THE BADGE OF THE SILVER IVY.

It was midnight and mid-winter in Paris, snow lying thick on the ground; dead lying thick in the Morgue; outcasts gnawing the bones dogs had left, and shivering on church-steps built by pious crowds, who glorified God and starved their brethren; aristocrates skimming over the ice, flashing their diamonds in the torchlight, warm in their swansdown and ermine; wretches who dared be both poor and honest, sleeping, famine-stricken, under bridge-arches, as such a twin-insult to a wise world deserved; philosophers, male and female, who were vile, and got gold, and joliment jouaient leurs mondes, drinking Cote and Rhine wines, and laughing at life from velvet couches.
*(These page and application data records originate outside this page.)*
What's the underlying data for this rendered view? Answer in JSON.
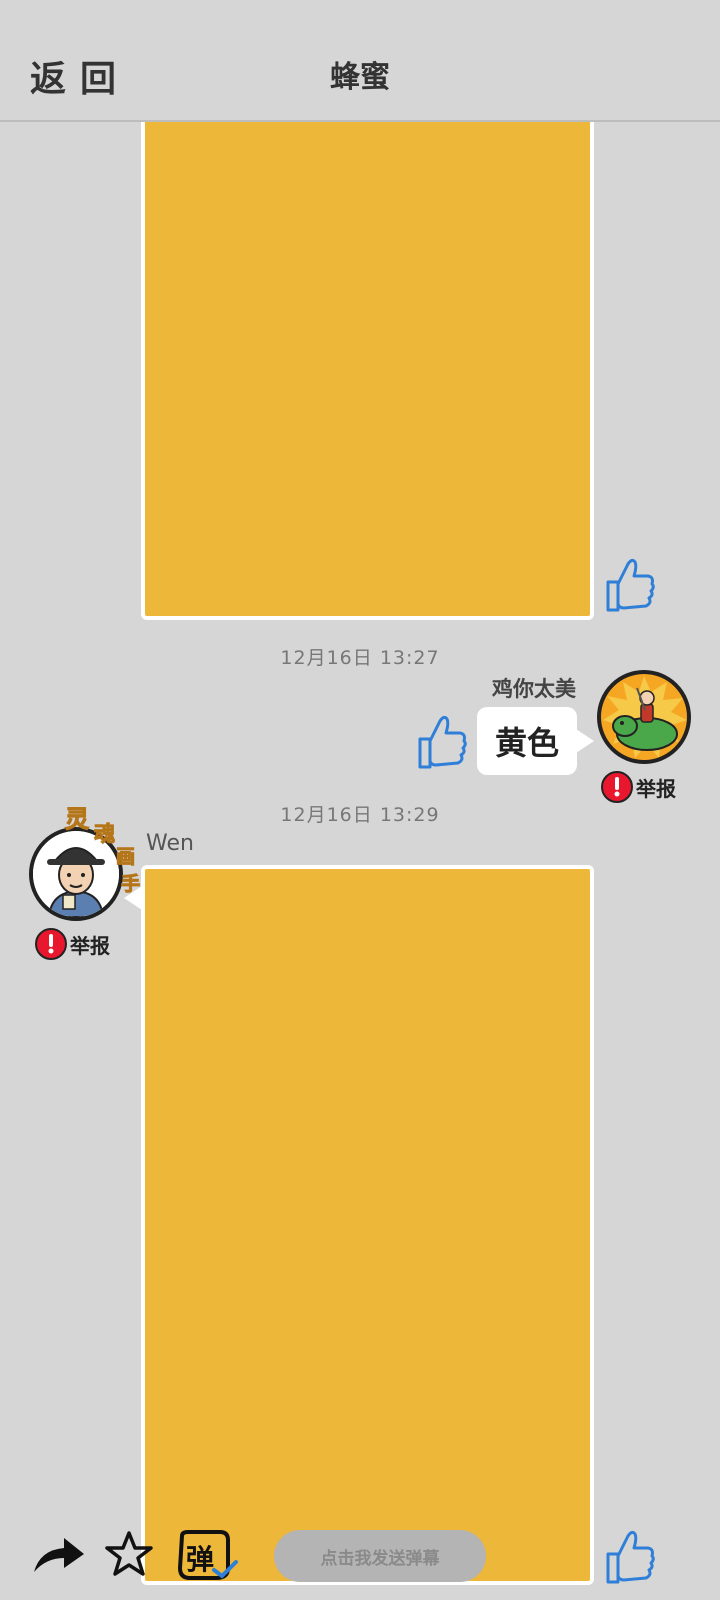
{
  "header": {
    "back_label": "返回",
    "title": "蜂蜜"
  },
  "messages": [
    {
      "timestamp": "12月16日  13:27",
      "username": "鸡你太美",
      "text": "黄色",
      "report_label": "举报"
    },
    {
      "timestamp": "12月16日  13:29",
      "username": "Wen",
      "report_label": "举报",
      "avatar_badge": [
        "灵",
        "魂",
        "画",
        "手"
      ]
    }
  ],
  "toolbar": {
    "danmaku_glyph": "弹",
    "danmaku_placeholder": "点击我发送弹幕"
  },
  "colors": {
    "background": "#d6d6d6",
    "picture_fill": "#edb73a",
    "like_blue": "#2f7fd8",
    "report_red": "#e8172e"
  },
  "icons": [
    "thumbs-up-icon",
    "share-arrow-icon",
    "star-icon",
    "danmaku-icon",
    "alert-icon"
  ]
}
It was a bitter icy night, and the contrasts of a great city were at their widest and sharpest, as the chiffonnier searched in the snow for offal as treasure, and the Princess lost in the snow, as a mere bagatelle, wealth in an